Theo discovered bugs, toads, cats, and deepened his interest in birds.  He was amazed that there were cows, just waiting to be gazed at, right next door.  He learned to pluck flowers (mostly dandelions, luckily), and got dirty, grass-stained, wet, and loved it.


Frolic Wagon

I spent most of my childhood roaming these grounds, and it was really fun to see Theo following in some of my tiny footsteps.  He discovered a litle pocket of rocks, that I think is meant to help with drainage from the drainpipe, but which I always thought was a troll-cave.  The swingset is a different one than the one I grew up with (and thank goodness, because I am fairly certain that it would have crumbled into a heap of rust-crumbs if it did still exist, and someone attempted to swing on it).  He had so much fun playing on it, though, and surprised us all with his superb climbing skills (which he inherited from Andreas, and definitely not from me).



On a mission


I’m back! (In more ways than one)

I am back!  We are back!

Our three-week stint in the US has come to an end, and we are back in Denmark.  I am also back to blogging!  I’ve had so many ideas for posts lately, and really want to get back to sharing our day-to-day life.  It was hard enough to eke out a few minutes for myself when we were visiting family, so blogging was a no-go.  Before our trip, life was so fast-paced, that catching up on anything felt beyond me, but after a nice rest, a little slow-down, and a break from making dinner every day, I feel up for it again, so here I am!

Our trip was, in a word, fabulous!  Theodore is a great traveller, apparently.  And even though travelling with a well-travelling toddler is still exhausting, both plane trips went as smoothly as possible!  There were very few tantrums, very little fussing, and Theo contended impressively with the lack of sleep, dry cabin air, and befuddled time zones.  He loved gazing out the airport windows at the planes, and adores moving sidwalks.  He soaked up the praise of all those around him, and proudly marched, back-pack-laden through five airports.

The time spent with family was awesome.  We played so many games, ate so many treats, had fun outside, and Theo was thrilled to see that the family he had gotten to know via Skype were not television characters, but real live people.  Everyone was taken with his silly antics, and even the dog, Tootsie, was incredibly patient.  The cat was less-so, but…what else do you expect from a cat?
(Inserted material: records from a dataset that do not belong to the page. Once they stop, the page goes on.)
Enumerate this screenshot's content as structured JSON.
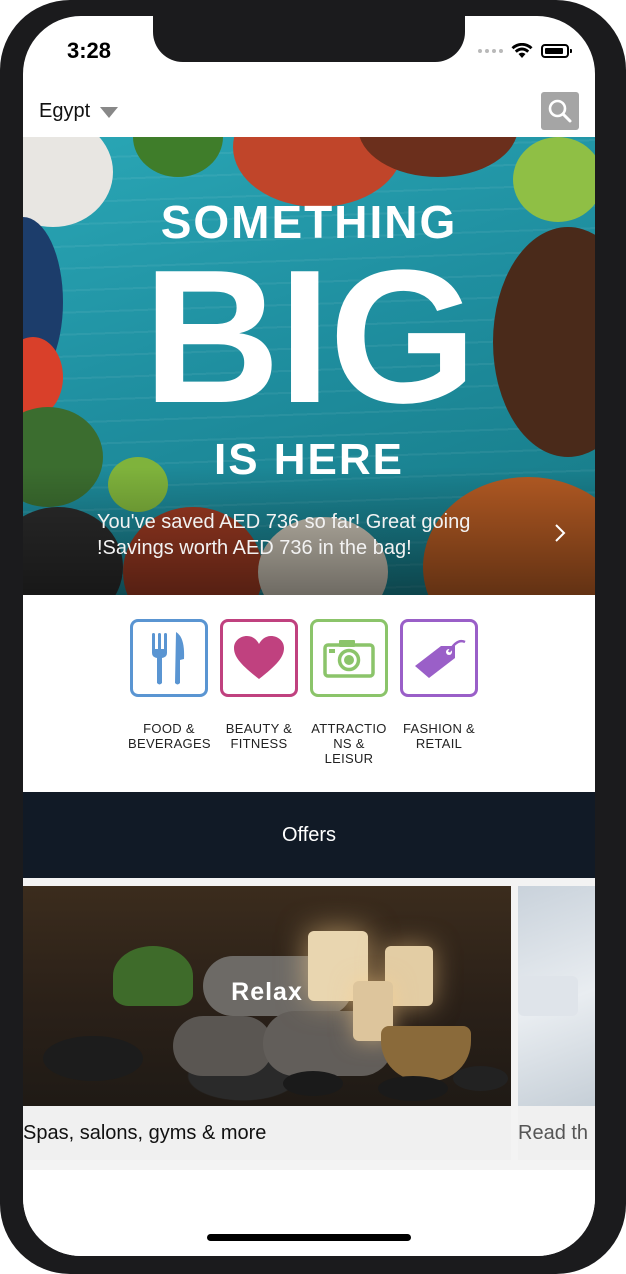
{
  "status_bar": {
    "time": "3:28"
  },
  "header": {
    "country": "Egypt",
    "search_icon": "search-icon"
  },
  "hero": {
    "line1": "SOMETHING",
    "line2": "BIG",
    "line3": "IS HERE",
    "savings_text": "You've saved AED 736 so far! Great going !Savings worth AED 736 in the bag!"
  },
  "categories": [
    {
      "label": "FOOD & BEVERAGES",
      "icon": "fork-knife-icon",
      "color": "#5a95d2"
    },
    {
      "label": "BEAUTY & FITNESS",
      "icon": "heart-icon",
      "color": "#c0417f"
    },
    {
      "label": "ATTRACTIO NS & LEISUR",
      "icon": "camera-icon",
      "color": "#8bc46a"
    },
    {
      "label": "FASHION & RETAIL",
      "icon": "tag-icon",
      "color": "#9a5fc8"
    }
  ],
  "offers": {
    "title": "Offers"
  },
  "cards": [
    {
      "image_label": "Relax",
      "caption": "Spas, salons, gyms & more"
    },
    {
      "image_label": "",
      "caption": "Read th"
    }
  ]
}
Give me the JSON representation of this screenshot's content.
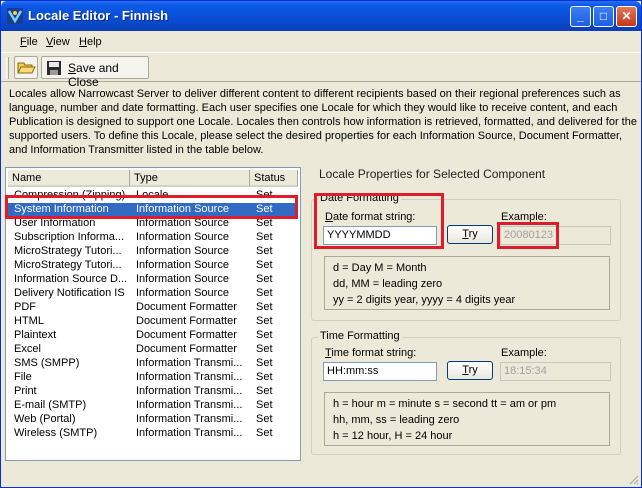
{
  "window": {
    "title": "Locale Editor - Finnish",
    "buttons": {
      "minimize": "_",
      "maximize": "□",
      "close": "✕"
    }
  },
  "menu": {
    "file": {
      "u": "F",
      "rest": "ile"
    },
    "view": {
      "u": "V",
      "rest": "iew"
    },
    "help": {
      "u": "H",
      "rest": "elp"
    }
  },
  "toolbar": {
    "save_close": {
      "u": "S",
      "rest": "ave and Close"
    }
  },
  "description": "Locales allow Narrowcast Server to deliver different content to different recipients based on their regional preferences such as language, number and date formatting. Each user specifies one Locale for which they would like to receive content, and each Publication is designed to support one Locale. Locales then controls how information is retrieved, formatted, and delivered for the supported users. To define this Locale, please select the desired properties for each Information Source, Document Formatter, and Information Transmitter listed in the table below.",
  "table": {
    "headers": [
      "Name",
      "Type",
      "Status"
    ],
    "rows": [
      [
        "Compression (Zipping)",
        "Locale",
        "Set"
      ],
      [
        "System Information",
        "Information Source",
        "Set"
      ],
      [
        "User Information",
        "Information Source",
        "Set"
      ],
      [
        "Subscription Informa...",
        "Information Source",
        "Set"
      ],
      [
        "MicroStrategy Tutori...",
        "Information Source",
        "Set"
      ],
      [
        "MicroStrategy Tutori...",
        "Information Source",
        "Set"
      ],
      [
        "Information Source D...",
        "Information Source",
        "Set"
      ],
      [
        "Delivery Notification IS",
        "Information Source",
        "Set"
      ],
      [
        "PDF",
        "Document Formatter",
        "Set"
      ],
      [
        "HTML",
        "Document Formatter",
        "Set"
      ],
      [
        "Plaintext",
        "Document Formatter",
        "Set"
      ],
      [
        "Excel",
        "Document Formatter",
        "Set"
      ],
      [
        "SMS (SMPP)",
        "Information Transmi...",
        "Set"
      ],
      [
        "File",
        "Information Transmi...",
        "Set"
      ],
      [
        "Print",
        "Information Transmi...",
        "Set"
      ],
      [
        "E-mail (SMTP)",
        "Information Transmi...",
        "Set"
      ],
      [
        "Web (Portal)",
        "Information Transmi...",
        "Set"
      ],
      [
        "Wireless (SMTP)",
        "Information Transmi...",
        "Set"
      ]
    ],
    "selected_index": 1
  },
  "properties": {
    "title": "Locale Properties for Selected Component",
    "date": {
      "group_title": "Date Formatting",
      "label": {
        "u": "D",
        "rest": "ate format string:"
      },
      "value": "YYYYMMDD",
      "try": {
        "u": "T",
        "rest": "ry"
      },
      "example_label": "Example:",
      "example_value": "20080123",
      "hints": [
        "d = Day    M = Month",
        "dd, MM = leading zero",
        "yy = 2 digits year, yyyy = 4 digits year"
      ]
    },
    "time": {
      "group_title": "Time Formatting",
      "label": {
        "u": "T",
        "rest": "ime format string:"
      },
      "value": "HH:mm:ss",
      "try": {
        "u": "T",
        "rest": "ry"
      },
      "example_label": "Example:",
      "example_value": "18:15:34",
      "hints": [
        "h = hour     m = minute     s = second    tt = am or pm",
        "hh, mm, ss = leading zero",
        "h = 12 hour,  H = 24 hour"
      ]
    }
  },
  "colors": {
    "title_bar": "#0a4fd8",
    "selection": "#316ac5",
    "highlight_box": "#e01c2c"
  }
}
I have a few separate posts planned about our trip to the states, so I don’t want to spoil too much here, but just know that we had a magical trip, and I’m looking forward to sharing some of my experiences!

This was pretty much his face during the whole trip

This was pretty much his face during the whole trip